Verbatim reproduction of the entries is required; images must be omitted.
==================================================
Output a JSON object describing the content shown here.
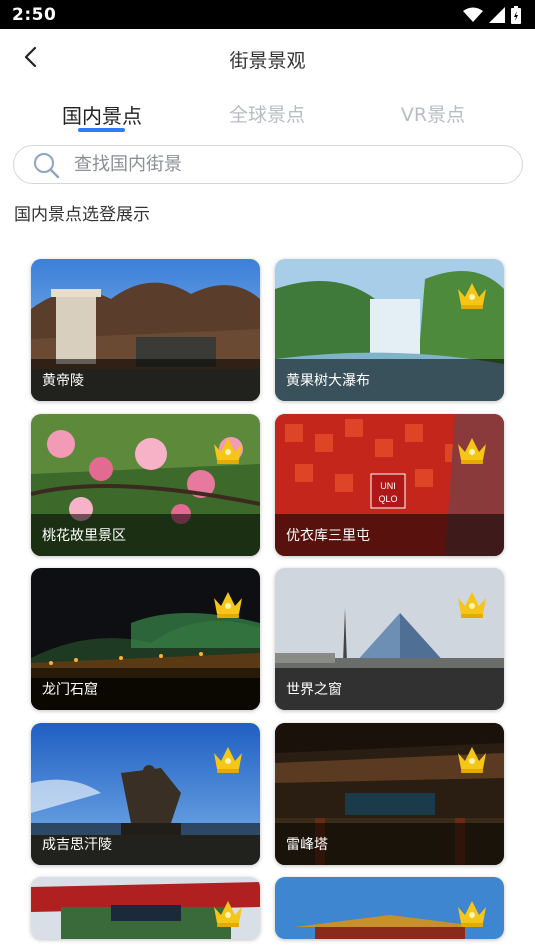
{
  "status": {
    "time": "2:50"
  },
  "header": {
    "title": "街景景观"
  },
  "tabs": [
    {
      "label": "国内景点",
      "active": true
    },
    {
      "label": "全球景点",
      "active": false
    },
    {
      "label": "VR景点",
      "active": false
    }
  ],
  "search": {
    "placeholder": "查找国内街景"
  },
  "section": {
    "title": "国内景点选登展示"
  },
  "cards": [
    {
      "label": "黄帝陵",
      "vip": false
    },
    {
      "label": "黄果树大瀑布",
      "vip": true
    },
    {
      "label": "桃花故里景区",
      "vip": true
    },
    {
      "label": "优衣库三里屯",
      "vip": true
    },
    {
      "label": "龙门石窟",
      "vip": true
    },
    {
      "label": "世界之窗",
      "vip": true
    },
    {
      "label": "成吉思汗陵",
      "vip": true
    },
    {
      "label": "雷峰塔",
      "vip": true
    },
    {
      "label": "",
      "vip": true
    },
    {
      "label": "",
      "vip": true
    }
  ],
  "colors": {
    "accent": "#2f7df6",
    "crown": "#f5c518"
  }
}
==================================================
* **Answer for the task**
Output a JSON object describing the content shown here.
{
  "status": {
    "time": "2:50"
  },
  "header": {
    "title": "街景景观"
  },
  "tabs": [
    {
      "label": "国内景点",
      "active": true
    },
    {
      "label": "全球景点",
      "active": false
    },
    {
      "label": "VR景点",
      "active": false
    }
  ],
  "search": {
    "placeholder": "查找国内街景"
  },
  "section": {
    "title": "国内景点选登展示"
  },
  "cards": [
    {
      "label": "黄帝陵",
      "vip": false
    },
    {
      "label": "黄果树大瀑布",
      "vip": true
    },
    {
      "label": "桃花故里景区",
      "vip": true
    },
    {
      "label": "优衣库三里屯",
      "vip": true
    },
    {
      "label": "龙门石窟",
      "vip": true
    },
    {
      "label": "世界之窗",
      "vip": true
    },
    {
      "label": "成吉思汗陵",
      "vip": true
    },
    {
      "label": "雷峰塔",
      "vip": true
    },
    {
      "label": "",
      "vip": true
    },
    {
      "label": "",
      "vip": true
    }
  ],
  "colors": {
    "accent": "#2f7df6",
    "crown": "#f5c518"
  }
}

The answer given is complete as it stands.